__Task prompt__. The data that follows should be copied out exactly.

Dataset rows describing interfaces
────

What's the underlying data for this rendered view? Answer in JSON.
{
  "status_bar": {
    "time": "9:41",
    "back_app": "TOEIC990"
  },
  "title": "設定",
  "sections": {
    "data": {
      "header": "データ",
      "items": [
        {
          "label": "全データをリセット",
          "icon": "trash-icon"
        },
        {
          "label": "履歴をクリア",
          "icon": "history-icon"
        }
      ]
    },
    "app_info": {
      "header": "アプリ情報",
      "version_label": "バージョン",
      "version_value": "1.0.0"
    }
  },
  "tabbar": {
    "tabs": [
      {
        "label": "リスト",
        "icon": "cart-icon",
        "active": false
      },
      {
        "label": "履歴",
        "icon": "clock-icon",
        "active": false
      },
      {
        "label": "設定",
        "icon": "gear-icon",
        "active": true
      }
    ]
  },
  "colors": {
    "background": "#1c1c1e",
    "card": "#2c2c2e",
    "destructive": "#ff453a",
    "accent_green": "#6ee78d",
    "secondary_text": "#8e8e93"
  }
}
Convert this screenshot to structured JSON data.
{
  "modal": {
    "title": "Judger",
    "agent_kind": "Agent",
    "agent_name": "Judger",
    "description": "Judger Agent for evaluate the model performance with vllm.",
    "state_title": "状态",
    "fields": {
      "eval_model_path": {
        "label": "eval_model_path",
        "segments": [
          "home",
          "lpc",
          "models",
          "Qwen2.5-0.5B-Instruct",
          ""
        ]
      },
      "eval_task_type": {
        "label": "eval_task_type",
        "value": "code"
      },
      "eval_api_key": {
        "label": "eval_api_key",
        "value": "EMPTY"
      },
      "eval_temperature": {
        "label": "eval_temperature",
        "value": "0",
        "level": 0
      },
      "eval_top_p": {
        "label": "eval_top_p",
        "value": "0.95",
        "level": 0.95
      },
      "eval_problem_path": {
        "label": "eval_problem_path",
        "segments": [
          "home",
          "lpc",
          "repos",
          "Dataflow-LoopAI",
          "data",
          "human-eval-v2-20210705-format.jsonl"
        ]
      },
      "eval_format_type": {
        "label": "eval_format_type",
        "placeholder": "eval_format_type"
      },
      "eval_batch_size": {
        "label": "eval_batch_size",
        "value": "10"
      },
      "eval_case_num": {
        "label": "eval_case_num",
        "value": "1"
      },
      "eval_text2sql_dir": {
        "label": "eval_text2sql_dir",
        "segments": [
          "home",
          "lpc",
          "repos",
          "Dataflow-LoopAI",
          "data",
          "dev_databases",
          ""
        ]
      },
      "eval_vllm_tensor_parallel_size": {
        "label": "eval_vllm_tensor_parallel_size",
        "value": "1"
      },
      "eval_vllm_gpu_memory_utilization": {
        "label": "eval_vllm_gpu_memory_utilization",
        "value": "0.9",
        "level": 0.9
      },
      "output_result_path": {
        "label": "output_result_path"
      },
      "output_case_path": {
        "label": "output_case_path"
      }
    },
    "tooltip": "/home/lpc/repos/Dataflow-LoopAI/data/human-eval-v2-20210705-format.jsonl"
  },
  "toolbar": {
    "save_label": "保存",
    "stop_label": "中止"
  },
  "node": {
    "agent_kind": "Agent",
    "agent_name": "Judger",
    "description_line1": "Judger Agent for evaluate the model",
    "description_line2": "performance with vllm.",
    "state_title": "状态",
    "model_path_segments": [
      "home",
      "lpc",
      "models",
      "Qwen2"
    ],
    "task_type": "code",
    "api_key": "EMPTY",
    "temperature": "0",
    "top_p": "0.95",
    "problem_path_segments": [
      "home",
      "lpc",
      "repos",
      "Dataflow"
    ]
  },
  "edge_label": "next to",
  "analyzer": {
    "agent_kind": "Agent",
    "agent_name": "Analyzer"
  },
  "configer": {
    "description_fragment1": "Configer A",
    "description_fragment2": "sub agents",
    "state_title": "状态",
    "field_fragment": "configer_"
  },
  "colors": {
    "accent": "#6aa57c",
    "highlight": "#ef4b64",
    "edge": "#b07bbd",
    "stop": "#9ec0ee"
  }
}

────

__Output of the exercise__.
What's the underlying data for this rendered view? Answer in JSON.
{
  "status_bar": {
    "time": "9:41",
    "back_app": "TOEIC990"
  },
  "title": "設定",
  "sections": {
    "data": {
      "header": "データ",
      "items": [
        {
          "label": "全データをリセット",
          "icon": "trash-icon"
        },
        {
          "label": "履歴をクリア",
          "icon": "history-icon"
        }
      ]
    },
    "app_info": {
      "header": "アプリ情報",
      "version_label": "バージョン",
      "version_value": "1.0.0"
    }
  },
  "tabbar": {
    "tabs": [
      {
        "label": "リスト",
        "icon": "cart-icon",
        "active": false
      },
      {
        "label": "履歴",
        "icon": "clock-icon",
        "active": false
      },
      {
        "label": "設定",
        "icon": "gear-icon",
        "active": true
      }
    ]
  },
  "colors": {
    "background": "#1c1c1e",
    "card": "#2c2c2e",
    "destructive": "#ff453a",
    "accent_green": "#6ee78d",
    "secondary_text": "#8e8e93"
  }
}
Convert this screenshot to structured JSON data.
{
  "modal": {
    "title": "Judger",
    "agent_kind": "Agent",
    "agent_name": "Judger",
    "description": "Judger Agent for evaluate the model performance with vllm.",
    "state_title": "状态",
    "fields": {
      "eval_model_path": {
        "label": "eval_model_path",
        "segments": [
          "home",
          "lpc",
          "models",
          "Qwen2.5-0.5B-Instruct",
          ""
        ]
      },
      "eval_task_type": {
        "label": "eval_task_type",
        "value": "code"
      },
      "eval_api_key": {
        "label": "eval_api_key",
        "value": "EMPTY"
      },
      "eval_temperature": {
        "label": "eval_temperature",
        "value": "0",
        "level": 0
      },
      "eval_top_p": {
        "label": "eval_top_p",
        "value": "0.95",
        "level": 0.95
      },
      "eval_problem_path": {
        "label": "eval_problem_path",
        "segments": [
          "home",
          "lpc",
          "repos",
          "Dataflow-LoopAI",
          "data",
          "human-eval-v2-20210705-format.jsonl"
        ]
      },
      "eval_format_type": {
        "label": "eval_format_type",
        "placeholder": "eval_format_type"
      },
      "eval_batch_size": {
        "label": "eval_batch_size",
        "value": "10"
      },
      "eval_case_num": {
        "label": "eval_case_num",
        "value": "1"
      },
      "eval_text2sql_dir": {
        "label": "eval_text2sql_dir",
        "segments": [
          "home",
          "lpc",
          "repos",
          "Dataflow-LoopAI",
          "data",
          "dev_databases",
          ""
        ]
      },
      "eval_vllm_tensor_parallel_size": {
        "label": "eval_vllm_tensor_parallel_size",
        "value": "1"
      },
      "eval_vllm_gpu_memory_utilization": {
        "label": "eval_vllm_gpu_memory_utilization",
        "value": "0.9",
        "level": 0.9
      },
      "output_result_path": {
        "label": "output_result_path"
      },
      "output_case_path": {
        "label": "output_case_path"
      }
    },
    "tooltip": "/home/lpc/repos/Dataflow-LoopAI/data/human-eval-v2-20210705-format.jsonl"
  },
  "toolbar": {
    "save_label": "保存",
    "stop_label": "中止"
  },
  "node": {
    "agent_kind": "Agent",
    "agent_name": "Judger",
    "description_line1": "Judger Agent for evaluate the model",
    "description_line2": "performance with vllm.",
    "state_title": "状态",
    "model_path_segments": [
      "home",
      "lpc",
      "models",
      "Qwen2"
    ],
    "task_type": "code",
    "api_key": "EMPTY",
    "temperature": "0",
    "top_p": "0.95",
    "problem_path_segments": [
      "home",
      "lpc",
      "repos",
      "Dataflow"
    ]
  },
  "edge_label": "next to",
  "analyzer": {
    "agent_kind": "Agent",
    "agent_name": "Analyzer"
  },
  "configer": {
    "description_fragment1": "Configer A",
    "description_fragment2": "sub agents",
    "state_title": "状态",
    "field_fragment": "configer_"
  },
  "colors": {
    "accent": "#6aa57c",
    "highlight": "#ef4b64",
    "edge": "#b07bbd",
    "stop": "#9ec0ee"
  }
}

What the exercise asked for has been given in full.